▸ **Dataset records**:
Content starts

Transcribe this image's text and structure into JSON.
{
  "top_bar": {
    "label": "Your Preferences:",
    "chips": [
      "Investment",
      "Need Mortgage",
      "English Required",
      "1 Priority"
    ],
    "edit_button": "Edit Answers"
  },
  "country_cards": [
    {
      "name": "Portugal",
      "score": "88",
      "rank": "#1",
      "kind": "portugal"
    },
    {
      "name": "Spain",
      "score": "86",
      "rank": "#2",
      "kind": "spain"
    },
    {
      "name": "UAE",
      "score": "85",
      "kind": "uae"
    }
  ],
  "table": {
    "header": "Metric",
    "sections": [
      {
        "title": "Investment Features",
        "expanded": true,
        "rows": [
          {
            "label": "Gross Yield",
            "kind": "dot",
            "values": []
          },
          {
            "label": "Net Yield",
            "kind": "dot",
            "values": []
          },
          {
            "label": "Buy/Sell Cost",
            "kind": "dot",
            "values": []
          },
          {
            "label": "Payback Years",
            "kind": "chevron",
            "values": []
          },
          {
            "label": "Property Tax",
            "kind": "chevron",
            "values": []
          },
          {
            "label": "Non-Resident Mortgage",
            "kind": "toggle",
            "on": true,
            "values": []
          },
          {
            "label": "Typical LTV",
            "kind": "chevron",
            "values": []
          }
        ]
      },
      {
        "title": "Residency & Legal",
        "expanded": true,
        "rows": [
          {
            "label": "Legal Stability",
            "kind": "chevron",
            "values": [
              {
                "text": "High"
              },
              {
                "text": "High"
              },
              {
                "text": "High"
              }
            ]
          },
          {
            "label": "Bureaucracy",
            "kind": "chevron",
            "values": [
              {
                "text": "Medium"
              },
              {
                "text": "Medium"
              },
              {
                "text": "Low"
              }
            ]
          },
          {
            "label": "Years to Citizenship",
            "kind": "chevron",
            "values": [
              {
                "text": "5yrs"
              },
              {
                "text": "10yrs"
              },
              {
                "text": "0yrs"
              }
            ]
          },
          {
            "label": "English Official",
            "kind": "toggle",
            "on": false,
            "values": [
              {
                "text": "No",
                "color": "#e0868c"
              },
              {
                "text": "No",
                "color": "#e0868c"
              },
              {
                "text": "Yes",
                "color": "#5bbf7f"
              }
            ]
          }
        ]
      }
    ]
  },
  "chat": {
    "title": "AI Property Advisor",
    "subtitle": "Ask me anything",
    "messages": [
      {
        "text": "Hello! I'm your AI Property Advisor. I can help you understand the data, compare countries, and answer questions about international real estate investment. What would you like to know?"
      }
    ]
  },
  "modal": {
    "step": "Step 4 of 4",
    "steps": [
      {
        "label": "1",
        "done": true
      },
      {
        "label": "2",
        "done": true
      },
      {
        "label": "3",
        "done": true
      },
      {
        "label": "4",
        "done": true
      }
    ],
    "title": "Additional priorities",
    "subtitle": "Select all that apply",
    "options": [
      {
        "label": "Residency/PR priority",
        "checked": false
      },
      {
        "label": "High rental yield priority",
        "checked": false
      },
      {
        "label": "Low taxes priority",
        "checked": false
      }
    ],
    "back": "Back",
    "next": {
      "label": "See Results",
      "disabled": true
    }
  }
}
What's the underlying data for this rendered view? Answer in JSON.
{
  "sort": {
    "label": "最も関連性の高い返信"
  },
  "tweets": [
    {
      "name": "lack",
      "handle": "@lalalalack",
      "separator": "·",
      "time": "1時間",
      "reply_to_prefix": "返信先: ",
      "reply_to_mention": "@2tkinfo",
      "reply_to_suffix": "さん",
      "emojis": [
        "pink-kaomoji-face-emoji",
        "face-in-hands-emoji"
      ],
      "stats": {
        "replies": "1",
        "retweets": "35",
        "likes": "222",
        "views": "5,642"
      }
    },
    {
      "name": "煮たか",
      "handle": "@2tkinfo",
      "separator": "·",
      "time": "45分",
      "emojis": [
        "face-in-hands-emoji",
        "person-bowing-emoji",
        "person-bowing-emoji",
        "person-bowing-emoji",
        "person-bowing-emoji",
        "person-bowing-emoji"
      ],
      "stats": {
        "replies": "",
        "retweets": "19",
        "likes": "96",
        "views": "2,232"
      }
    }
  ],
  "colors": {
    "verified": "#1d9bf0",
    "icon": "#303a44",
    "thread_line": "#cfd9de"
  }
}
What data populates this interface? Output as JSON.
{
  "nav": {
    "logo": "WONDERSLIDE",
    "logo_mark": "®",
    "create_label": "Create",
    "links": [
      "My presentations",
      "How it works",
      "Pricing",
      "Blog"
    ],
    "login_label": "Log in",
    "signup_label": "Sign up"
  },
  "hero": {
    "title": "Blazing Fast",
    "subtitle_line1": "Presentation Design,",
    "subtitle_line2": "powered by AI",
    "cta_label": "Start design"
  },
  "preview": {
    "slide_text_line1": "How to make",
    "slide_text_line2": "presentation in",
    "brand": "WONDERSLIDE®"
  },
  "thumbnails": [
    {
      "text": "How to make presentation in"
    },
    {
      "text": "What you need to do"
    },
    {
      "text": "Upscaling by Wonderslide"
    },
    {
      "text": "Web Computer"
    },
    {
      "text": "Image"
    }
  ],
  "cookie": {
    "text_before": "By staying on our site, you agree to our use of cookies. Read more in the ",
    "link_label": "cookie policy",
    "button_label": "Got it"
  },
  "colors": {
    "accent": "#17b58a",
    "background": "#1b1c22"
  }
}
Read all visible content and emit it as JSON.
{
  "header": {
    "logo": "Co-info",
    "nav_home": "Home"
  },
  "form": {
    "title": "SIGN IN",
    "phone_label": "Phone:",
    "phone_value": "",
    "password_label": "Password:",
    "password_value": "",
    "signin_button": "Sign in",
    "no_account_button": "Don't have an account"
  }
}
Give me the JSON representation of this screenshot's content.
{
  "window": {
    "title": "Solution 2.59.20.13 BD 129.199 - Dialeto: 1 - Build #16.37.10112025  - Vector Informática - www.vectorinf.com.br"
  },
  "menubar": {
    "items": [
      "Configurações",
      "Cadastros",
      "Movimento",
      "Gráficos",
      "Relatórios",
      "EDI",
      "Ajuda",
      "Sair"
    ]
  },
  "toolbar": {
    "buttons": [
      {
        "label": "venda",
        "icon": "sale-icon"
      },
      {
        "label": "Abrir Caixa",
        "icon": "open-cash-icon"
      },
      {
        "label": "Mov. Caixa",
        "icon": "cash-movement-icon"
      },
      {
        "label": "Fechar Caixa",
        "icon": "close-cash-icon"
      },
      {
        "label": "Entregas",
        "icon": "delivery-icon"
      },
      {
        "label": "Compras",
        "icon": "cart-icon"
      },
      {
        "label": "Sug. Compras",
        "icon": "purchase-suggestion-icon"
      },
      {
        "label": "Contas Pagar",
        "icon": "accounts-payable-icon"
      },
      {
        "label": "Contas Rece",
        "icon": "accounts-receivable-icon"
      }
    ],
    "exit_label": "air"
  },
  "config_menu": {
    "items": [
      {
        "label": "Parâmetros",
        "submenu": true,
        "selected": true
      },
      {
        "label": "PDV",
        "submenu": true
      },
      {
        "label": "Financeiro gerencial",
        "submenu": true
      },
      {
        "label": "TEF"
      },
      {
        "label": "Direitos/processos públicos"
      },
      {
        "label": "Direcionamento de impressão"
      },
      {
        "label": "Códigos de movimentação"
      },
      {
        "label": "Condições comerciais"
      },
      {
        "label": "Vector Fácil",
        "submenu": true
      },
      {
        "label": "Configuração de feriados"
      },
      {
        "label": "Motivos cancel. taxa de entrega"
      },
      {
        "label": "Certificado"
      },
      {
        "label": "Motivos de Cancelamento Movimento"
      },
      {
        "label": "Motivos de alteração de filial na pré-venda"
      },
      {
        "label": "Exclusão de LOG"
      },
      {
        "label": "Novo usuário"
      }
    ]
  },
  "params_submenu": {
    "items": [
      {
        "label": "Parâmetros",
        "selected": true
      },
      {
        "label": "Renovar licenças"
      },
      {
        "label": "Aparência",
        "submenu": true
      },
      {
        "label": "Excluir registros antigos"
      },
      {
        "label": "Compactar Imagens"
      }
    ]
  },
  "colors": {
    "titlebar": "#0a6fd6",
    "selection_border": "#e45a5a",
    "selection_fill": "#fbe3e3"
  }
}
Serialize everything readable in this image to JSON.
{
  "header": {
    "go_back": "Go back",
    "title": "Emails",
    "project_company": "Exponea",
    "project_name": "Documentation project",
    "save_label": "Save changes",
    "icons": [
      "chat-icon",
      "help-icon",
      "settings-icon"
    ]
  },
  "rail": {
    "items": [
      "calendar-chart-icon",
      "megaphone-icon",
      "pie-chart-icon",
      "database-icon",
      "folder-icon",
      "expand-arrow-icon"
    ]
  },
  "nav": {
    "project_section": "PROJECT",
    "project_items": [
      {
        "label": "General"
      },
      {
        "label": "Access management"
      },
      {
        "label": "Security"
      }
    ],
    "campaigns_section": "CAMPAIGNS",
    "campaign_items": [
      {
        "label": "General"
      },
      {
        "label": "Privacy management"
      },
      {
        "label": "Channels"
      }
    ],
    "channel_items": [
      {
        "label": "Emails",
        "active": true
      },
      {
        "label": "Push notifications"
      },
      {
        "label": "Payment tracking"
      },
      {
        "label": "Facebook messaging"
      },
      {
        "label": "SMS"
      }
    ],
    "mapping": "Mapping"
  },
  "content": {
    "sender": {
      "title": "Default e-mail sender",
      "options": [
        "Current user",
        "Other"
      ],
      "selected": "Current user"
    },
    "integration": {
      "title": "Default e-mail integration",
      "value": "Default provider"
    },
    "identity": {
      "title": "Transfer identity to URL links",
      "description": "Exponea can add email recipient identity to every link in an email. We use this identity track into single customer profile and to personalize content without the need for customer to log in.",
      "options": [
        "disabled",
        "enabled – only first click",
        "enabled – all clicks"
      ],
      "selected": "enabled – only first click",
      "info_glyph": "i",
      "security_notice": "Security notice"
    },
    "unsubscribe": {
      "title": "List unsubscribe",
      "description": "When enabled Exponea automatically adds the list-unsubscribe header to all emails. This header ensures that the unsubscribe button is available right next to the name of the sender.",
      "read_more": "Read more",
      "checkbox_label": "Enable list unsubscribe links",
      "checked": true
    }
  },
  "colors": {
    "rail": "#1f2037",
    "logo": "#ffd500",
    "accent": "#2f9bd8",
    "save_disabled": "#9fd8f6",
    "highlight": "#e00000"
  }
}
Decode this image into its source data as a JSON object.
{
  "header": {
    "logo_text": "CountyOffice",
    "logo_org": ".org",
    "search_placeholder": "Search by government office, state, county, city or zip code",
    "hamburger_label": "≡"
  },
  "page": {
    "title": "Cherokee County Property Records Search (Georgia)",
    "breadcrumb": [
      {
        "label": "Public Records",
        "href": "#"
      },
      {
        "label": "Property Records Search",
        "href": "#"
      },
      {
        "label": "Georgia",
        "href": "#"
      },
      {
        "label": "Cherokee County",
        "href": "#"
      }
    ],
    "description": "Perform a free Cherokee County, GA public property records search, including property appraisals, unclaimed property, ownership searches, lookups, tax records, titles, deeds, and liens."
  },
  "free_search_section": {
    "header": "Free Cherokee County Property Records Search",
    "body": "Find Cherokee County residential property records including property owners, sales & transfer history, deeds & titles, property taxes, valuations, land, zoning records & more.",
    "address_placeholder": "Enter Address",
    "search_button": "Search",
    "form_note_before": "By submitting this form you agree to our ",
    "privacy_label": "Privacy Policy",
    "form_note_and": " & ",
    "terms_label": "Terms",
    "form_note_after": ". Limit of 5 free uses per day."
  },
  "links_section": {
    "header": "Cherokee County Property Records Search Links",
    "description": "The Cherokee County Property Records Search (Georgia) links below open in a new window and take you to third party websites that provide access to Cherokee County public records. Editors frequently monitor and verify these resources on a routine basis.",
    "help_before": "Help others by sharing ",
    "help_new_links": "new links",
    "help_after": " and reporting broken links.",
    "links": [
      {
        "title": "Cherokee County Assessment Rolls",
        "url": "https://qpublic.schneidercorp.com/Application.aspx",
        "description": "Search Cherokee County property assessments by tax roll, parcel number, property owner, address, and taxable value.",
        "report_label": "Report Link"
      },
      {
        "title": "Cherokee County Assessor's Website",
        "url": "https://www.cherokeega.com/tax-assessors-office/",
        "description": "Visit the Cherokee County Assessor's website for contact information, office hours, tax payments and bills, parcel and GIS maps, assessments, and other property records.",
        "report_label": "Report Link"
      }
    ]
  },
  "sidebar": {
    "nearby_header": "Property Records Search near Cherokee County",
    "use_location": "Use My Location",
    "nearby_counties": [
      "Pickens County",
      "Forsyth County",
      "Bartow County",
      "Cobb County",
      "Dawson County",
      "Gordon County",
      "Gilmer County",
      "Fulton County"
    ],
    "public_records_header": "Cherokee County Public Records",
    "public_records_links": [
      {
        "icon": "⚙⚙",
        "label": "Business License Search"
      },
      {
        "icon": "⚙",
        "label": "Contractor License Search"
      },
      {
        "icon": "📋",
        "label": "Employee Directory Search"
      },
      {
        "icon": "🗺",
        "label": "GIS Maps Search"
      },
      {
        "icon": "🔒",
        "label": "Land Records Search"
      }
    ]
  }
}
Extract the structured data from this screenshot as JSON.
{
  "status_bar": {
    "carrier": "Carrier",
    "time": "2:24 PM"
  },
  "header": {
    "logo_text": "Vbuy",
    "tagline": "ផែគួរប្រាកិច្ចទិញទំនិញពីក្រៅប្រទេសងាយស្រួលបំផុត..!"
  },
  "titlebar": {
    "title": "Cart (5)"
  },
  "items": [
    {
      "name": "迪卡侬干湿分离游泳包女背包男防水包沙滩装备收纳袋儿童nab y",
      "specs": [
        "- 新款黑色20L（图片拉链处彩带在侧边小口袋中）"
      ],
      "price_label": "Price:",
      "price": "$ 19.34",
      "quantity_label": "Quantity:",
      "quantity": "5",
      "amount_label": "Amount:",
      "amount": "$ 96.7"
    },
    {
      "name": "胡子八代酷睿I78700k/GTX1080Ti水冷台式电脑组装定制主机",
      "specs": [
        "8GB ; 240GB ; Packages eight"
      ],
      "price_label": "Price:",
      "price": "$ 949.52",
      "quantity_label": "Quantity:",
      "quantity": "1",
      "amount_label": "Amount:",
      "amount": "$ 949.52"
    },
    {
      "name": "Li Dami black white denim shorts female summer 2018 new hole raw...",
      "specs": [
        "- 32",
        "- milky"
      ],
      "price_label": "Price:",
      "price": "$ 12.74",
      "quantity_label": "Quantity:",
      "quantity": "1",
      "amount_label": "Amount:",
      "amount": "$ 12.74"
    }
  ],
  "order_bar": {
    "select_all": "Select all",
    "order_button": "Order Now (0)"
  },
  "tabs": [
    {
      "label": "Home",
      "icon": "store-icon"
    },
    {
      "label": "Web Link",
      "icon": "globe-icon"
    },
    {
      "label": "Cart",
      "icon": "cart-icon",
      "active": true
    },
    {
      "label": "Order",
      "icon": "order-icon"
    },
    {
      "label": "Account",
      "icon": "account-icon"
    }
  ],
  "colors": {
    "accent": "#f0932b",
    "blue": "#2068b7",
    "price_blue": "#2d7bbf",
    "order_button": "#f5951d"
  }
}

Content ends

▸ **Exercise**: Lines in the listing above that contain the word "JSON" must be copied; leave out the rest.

▸ **Written reply**:
Transcribe this image's text and structure into JSON.
What's the underlying data for this rendered view? Answer in JSON.
What data populates this interface? Output as JSON.
Read all visible content and emit it as JSON.
Give me the JSON representation of this screenshot's content.
Serialize everything readable in this image to JSON.
Decode this image into its source data as a JSON object.
Extract the structured data from this screenshot as JSON.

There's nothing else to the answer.